I’m convinced God puts people in my path when I need them most.
It was about 12 years ago I found out about a photographer who might be interested in taking photos for the newspaper. That’s when I gave Ronnie Day a call. A few days later, he walked into my office and we met for the first time.
He started taking sports photos for me that next weekend, and from there, our friendship grew.
He would go in one direction on a Friday night, and I would go another.
The best memories came when we traveled together – like to Jackson for state championships or into rural Arkansas for a game when his GPS took us to a bean field.
And we had tons of fun working together on a couple of Profile Editions.
I decided rather than feature stories, we’d do sections titled “24 Hours in the Life of Marshall County.”
That’s when I called Ronnie to see if he could help. I told him we would start at 12:01 a.m., combing the county for photos, and finish up at 11:59 p.m. Of course, he said “yes.”

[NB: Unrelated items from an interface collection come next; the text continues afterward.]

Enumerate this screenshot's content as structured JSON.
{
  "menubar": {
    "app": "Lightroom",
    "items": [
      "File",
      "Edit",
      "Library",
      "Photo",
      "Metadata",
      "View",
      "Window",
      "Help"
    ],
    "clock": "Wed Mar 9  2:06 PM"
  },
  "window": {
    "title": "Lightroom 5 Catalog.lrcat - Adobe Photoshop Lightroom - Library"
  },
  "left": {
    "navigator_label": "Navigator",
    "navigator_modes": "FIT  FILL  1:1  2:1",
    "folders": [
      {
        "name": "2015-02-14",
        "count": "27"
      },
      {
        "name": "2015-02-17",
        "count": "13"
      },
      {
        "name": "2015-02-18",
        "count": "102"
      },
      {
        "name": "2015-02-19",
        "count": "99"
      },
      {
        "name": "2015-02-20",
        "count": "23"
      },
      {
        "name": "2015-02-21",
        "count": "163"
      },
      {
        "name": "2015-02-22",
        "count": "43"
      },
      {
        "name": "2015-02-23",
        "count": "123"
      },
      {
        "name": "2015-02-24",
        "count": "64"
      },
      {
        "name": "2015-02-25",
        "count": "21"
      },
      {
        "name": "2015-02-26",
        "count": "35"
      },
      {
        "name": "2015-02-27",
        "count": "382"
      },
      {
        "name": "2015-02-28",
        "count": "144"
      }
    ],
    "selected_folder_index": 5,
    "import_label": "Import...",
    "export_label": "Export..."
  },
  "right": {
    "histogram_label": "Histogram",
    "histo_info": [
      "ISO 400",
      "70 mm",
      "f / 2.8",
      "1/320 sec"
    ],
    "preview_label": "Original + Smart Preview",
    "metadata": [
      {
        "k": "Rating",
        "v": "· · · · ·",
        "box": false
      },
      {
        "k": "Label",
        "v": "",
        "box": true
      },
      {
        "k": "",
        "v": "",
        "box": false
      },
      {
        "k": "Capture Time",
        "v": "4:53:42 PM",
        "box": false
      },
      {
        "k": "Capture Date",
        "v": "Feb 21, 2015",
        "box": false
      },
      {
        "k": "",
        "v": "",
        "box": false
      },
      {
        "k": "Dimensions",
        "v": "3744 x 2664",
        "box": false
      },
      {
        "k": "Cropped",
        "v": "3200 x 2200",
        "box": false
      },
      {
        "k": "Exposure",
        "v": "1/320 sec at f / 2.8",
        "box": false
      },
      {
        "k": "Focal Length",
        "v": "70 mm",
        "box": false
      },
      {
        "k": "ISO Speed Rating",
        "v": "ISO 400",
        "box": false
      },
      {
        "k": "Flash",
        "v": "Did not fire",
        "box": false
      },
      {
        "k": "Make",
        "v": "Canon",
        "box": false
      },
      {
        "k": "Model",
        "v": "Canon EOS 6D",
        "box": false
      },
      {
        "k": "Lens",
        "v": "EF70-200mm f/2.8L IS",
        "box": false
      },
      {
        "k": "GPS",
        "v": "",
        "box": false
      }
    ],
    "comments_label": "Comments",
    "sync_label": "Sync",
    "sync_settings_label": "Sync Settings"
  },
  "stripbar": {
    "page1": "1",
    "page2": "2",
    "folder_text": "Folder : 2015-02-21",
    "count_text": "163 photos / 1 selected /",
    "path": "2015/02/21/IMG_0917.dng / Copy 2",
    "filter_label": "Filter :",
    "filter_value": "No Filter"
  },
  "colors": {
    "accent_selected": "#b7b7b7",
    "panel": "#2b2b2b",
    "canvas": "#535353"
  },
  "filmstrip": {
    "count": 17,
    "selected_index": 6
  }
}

We rode from one end of Marshall County to the other, trying to stay awake and meeting lots of good folks.
We were on Highway 7 South around Betty Davis Grocery when he asked me if I’d ever had a barbecue from there. I hadn’t, but it was still morning. Needless to say, I had barbecue for breakfast.
Ronnie took senior photos for my two oldest children, Emma and Andy. And just last spring, he took photos of my youngest, Erin, in preparation for a school pageant.
The taking of the senior photos for Emma is a special memory for our family. Ronnie accompanied the Burlesons to Camp Tahkodah in Floral, Ark. Emma attended church camp there as a youngster, and that’s where she wanted her senior photos taken.
Again, Ronnie just said, “Tell me when.”
The senior photos still decorate our house, as do family photos he took the same day.
I also soon learned Ronnie had many more talents in addition to being an excellent photographer. Both at the office and at my house, he responded when I needed an electrician.
And then there was the time Pam and I heard a noise in our fireplace. It appeared to be coming from just above the closed flue. Listening more closely, it was obviously a bird that was flapping its wings trying to get out.
We hoped it would escape, but a few days later we smelled something dead.
“Who are you going to call to help?” Pam asked.
“Ronnie,” I said.
As he used some hedge clippers to reach up into that fireplace and pull that bird out, he shouted, “It’s a duck.” Feathers were flying, an egg fell and then the bird itself dropped into the container I was holding.
I cherish the memories.
Last week, after a battle with cancer, Ronnie died at home with his loving family at his side.
His death has left a void in my life that no one else will ever fill. He was much more than a good friend; he was a family member, a brother.
But I know Ronnie is taking his most beautiful pictures ever in Heaven.